The trials in The Crucible take place against the surroundings of a deeply religious and gullible society, and most of the characters in the play seem to believe that picking out witches from their community is God's work. However, there are plenty of feuds and rivalries in the small town that have nothing to do with religion, and many Salem residents take advantage of the trials to express long-held grudges and revenge on their enemies. Abigail Williams finds revenge on Elizabeth Proctor; Thomas Putnam gets a hold of revenge with both the Nurse's as well as George Jacobs and the Corey's. The Salem Witch Trials were with out a doubt, the perfect way for revenge.
Abigail gets revenge on the Proctors when her affair with John has finally come to an end. The whole reason chaos broke out through Salem is because of Abigail. One vengeful accusation from Abigail to her rival, Elizabeth Proctor, turns the whole village upside down. This confusion and madness is one of the main reasons so many lives were taken at the trials.
Abigail was upset that Elizabeth fired her and that she could no longer be with John. Elizabeth states, "She is blackening my name in the village! She is telling lies about me! She is a cold, sniveling woman, and you bend to her! Let her t urn you like a -" (Act I) This clearly shows how Abigail is trying to manipulate John into having feelings for her once again. She blames the pandemonium of the village on Elizabeth, when in all doing, it was because of Abigail from the start. Abigail is a shameless liar who charges witchcraft against those who oppose her, even Elizabeth Proctor in an attempt to take her place as Proctor's wife. Thomas Putnam gains revenge on Francis Nurse by getting Rebecca, Francis's honorable wife, convicted of the supernatural murders of Ann Putnam's babies. Francis Nurse states, "For murder, she's charged! For the marvelous and supernatural murder of Goody Putnam's babies.
What am I to do Mr. Hale?" (Act II) After reading The Crucible, one can easily determine that Rebecca Nurse is one of the most well respected and sane citizens in Salem. In the beginning of the play, Rebecca suggests, due to her parenting experience, that Betty's illness is merely the sign of childhood. She states, "I think she " ll wake in time.

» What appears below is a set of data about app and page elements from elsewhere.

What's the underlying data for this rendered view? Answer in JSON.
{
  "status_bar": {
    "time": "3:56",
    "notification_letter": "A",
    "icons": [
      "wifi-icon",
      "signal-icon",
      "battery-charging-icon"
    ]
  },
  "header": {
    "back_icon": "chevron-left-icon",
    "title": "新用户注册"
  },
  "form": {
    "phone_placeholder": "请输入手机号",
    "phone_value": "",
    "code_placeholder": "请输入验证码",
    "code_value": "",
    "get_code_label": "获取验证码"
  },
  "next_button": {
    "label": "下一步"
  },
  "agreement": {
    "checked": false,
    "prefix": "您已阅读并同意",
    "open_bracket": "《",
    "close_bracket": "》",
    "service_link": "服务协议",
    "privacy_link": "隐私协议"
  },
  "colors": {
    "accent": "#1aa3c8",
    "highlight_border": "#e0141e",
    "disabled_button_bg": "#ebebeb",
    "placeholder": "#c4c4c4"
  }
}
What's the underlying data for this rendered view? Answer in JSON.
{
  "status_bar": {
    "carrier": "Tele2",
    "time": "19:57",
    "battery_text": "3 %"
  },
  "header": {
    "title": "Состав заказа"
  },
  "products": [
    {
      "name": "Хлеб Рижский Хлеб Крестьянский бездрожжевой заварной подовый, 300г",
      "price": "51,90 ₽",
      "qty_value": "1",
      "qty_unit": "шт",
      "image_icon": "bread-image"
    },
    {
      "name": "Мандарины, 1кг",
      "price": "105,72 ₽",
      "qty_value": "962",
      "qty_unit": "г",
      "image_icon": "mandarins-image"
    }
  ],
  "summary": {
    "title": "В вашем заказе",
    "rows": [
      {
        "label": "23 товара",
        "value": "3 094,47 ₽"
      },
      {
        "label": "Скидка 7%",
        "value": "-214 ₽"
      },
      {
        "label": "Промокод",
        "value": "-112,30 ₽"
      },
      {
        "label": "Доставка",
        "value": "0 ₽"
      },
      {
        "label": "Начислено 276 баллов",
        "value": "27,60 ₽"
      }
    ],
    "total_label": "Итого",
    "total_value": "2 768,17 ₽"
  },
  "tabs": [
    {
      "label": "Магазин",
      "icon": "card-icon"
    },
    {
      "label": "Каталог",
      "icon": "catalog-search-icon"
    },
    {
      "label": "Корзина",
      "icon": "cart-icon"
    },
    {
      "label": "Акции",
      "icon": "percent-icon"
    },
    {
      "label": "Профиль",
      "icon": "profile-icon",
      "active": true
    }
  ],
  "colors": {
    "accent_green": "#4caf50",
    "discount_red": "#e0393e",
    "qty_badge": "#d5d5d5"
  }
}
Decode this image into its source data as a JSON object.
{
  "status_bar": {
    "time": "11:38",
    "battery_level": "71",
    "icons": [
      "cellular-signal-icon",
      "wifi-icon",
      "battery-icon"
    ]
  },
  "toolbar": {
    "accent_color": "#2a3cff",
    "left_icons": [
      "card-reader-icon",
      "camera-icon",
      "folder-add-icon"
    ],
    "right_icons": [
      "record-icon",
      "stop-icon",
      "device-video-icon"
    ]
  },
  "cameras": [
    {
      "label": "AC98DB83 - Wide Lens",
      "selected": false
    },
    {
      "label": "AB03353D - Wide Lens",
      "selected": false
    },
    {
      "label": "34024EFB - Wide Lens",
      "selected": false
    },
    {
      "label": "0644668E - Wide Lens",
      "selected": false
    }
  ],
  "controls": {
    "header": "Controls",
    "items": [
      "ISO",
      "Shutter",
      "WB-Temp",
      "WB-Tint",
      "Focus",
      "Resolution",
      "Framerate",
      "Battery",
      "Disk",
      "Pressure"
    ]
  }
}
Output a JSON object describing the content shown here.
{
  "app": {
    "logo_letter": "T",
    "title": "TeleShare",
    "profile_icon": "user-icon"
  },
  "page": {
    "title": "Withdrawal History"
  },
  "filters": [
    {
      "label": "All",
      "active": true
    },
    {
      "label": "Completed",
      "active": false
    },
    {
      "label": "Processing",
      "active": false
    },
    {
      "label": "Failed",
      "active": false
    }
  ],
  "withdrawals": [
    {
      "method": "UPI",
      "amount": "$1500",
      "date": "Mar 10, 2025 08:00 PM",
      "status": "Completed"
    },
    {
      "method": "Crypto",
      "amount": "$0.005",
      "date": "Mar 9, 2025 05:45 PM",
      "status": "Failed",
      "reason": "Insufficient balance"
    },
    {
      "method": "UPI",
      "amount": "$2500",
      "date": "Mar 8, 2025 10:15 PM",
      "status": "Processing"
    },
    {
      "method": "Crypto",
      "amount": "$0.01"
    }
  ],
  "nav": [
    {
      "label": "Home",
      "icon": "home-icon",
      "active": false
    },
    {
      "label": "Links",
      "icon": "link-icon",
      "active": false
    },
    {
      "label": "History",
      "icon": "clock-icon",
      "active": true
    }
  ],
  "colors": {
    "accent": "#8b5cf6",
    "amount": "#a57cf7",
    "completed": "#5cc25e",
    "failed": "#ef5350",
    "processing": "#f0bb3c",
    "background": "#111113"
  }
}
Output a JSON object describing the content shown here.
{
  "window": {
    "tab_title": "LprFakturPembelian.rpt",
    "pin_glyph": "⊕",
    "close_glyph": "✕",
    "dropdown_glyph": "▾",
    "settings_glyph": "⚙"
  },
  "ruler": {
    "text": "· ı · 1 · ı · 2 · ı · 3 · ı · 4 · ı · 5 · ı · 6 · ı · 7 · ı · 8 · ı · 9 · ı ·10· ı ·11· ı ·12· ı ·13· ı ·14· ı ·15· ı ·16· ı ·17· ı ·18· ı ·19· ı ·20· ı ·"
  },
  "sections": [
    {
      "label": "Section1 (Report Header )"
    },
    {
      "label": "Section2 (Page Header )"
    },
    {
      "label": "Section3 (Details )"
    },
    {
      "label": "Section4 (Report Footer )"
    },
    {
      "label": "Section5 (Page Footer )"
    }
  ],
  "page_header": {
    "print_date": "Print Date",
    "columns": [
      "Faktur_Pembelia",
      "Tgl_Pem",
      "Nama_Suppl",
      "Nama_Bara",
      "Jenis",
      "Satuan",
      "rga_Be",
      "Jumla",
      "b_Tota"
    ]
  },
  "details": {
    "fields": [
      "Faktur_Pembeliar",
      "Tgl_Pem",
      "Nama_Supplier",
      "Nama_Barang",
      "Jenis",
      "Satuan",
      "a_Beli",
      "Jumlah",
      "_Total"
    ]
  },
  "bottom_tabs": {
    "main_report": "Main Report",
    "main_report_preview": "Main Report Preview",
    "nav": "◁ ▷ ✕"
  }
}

Pray calm yourselves. I have eleven children, and I am twenty-six times a grandma, and I have seen them all through their silly seasons, and when it come to them they will run the devil bowlegged keeping up with their mischief. I think she " ll wake when she tires of it. A child's spirit is like a child, you can never catch it by running after it; you must stand still, and for love, it will soon itself come back." (Act I).